A unique approach that takes advantage of a unique characteristic of steelhead – unlike salmon, steelhead can spawn more than once – may be the thing that saves some threatened and endangered steelhead populations in the Columbia River Basin from extinction.
A steelhead that has returned from the ocean and spawned is called a kelt. For 16 years, the Columbia River Inter-Tribal Fish Commission and its member tribes have been experimenting with kelts, honing the practice of “reconditioning” the fish to get them to spawn again. The tribes have been conducting long-term kelt reconditioning experiments in the Yakima River and then in other locations for less time, including the Snake, Okanogan, Deschutes, and Hood rivers.

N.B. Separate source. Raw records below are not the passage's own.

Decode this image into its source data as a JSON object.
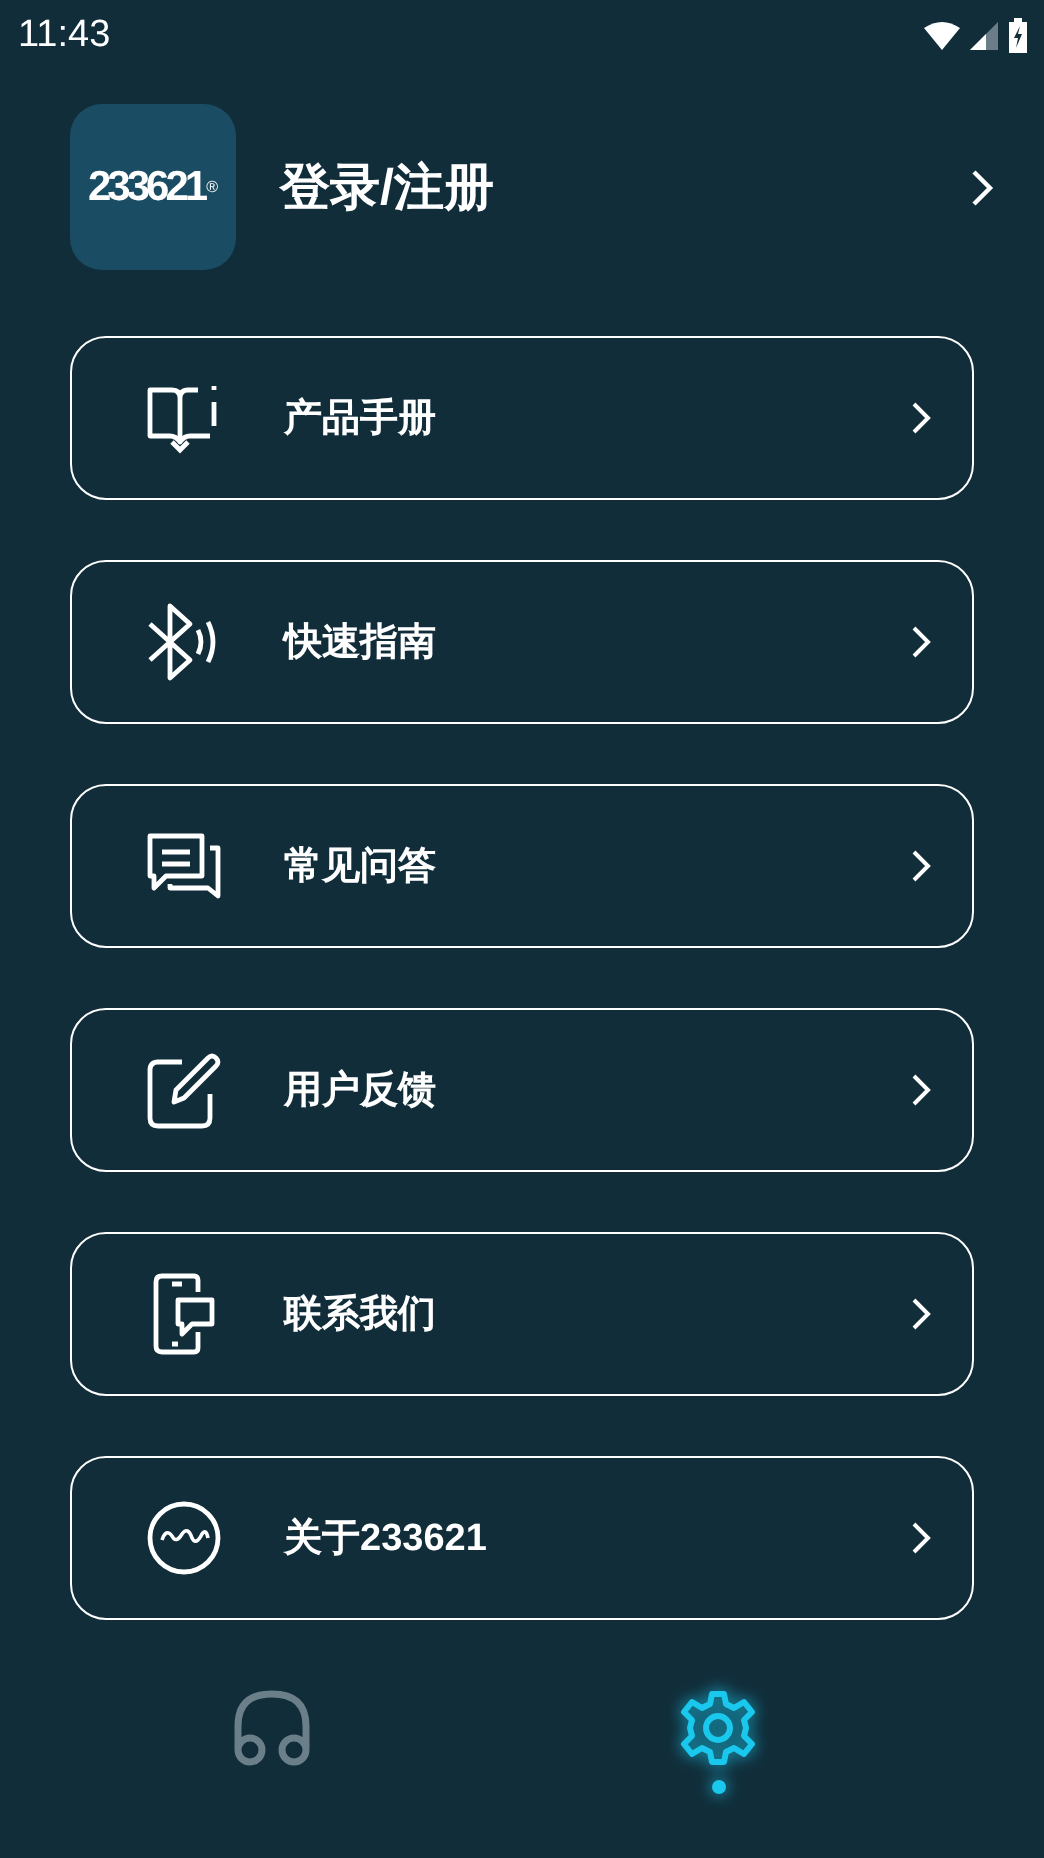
{
  "status_bar": {
    "time": "11:43"
  },
  "profile": {
    "logo_text": "233621",
    "logo_mark": "®",
    "title": "登录/注册"
  },
  "menu": [
    {
      "kind": "manual",
      "label": "产品手册"
    },
    {
      "kind": "guide",
      "label": "快速指南"
    },
    {
      "kind": "faq",
      "label": "常见问答"
    },
    {
      "kind": "feedback",
      "label": "用户反馈"
    },
    {
      "kind": "contact",
      "label": "联系我们"
    },
    {
      "kind": "about",
      "label": "关于233621"
    }
  ],
  "bottom_nav": [
    {
      "kind": "headphones",
      "selected": false
    },
    {
      "kind": "settings",
      "selected": true
    }
  ]
}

In December, the Council approved the next step in the master plan for kelt reconditioning, construction of a $2 million production facility at the Nez Perce Tribal Hatchery in Lapwai, Idaho. The money will be provided by the Bonneville Power Administration, which supports reconditioning Snake River B-run steelhead, a threatened species.
NOAA Fisheries, the federal agency that implements the ESA for salmon and steelhead in the Northwest, calls for a 6-percent improvement in the productivity of B-run steelhead in the Snake River, one of two runs in the Snake Basin, by reconditioning kelts and/or improving in-stream passage through the hydropower system. NOAA’s biological opinion on federal dam operations to protect listed fish species concludes that reconditioning is likely to yield enough additional spawning steelhead to exceed the threshold level for recovery of the B-run species. In fact, research to date indicates that long-term reconditioning of kelt steelhead can greatly increase the number of repeat spawners compared to leaving the fish in the river to spawn again on their own.
Reconditioning involves capturing downstream-migrating fish, screening them into a bypass system, holding them in a large tank, feeding them, keeping them until they are considered “rematured,” and then releasing them from late March through October into their natal waters. The project aims to increase the lifetime reproductive success of wild steelhead and assist with their recovery. While kelts are abundant in the Columbia, repeat spawners are rare, according to the tribal researchers. Kelts are almost always females, and artificially reconditioned kelts appear to find their way home with what the researchers call “high fidelity.”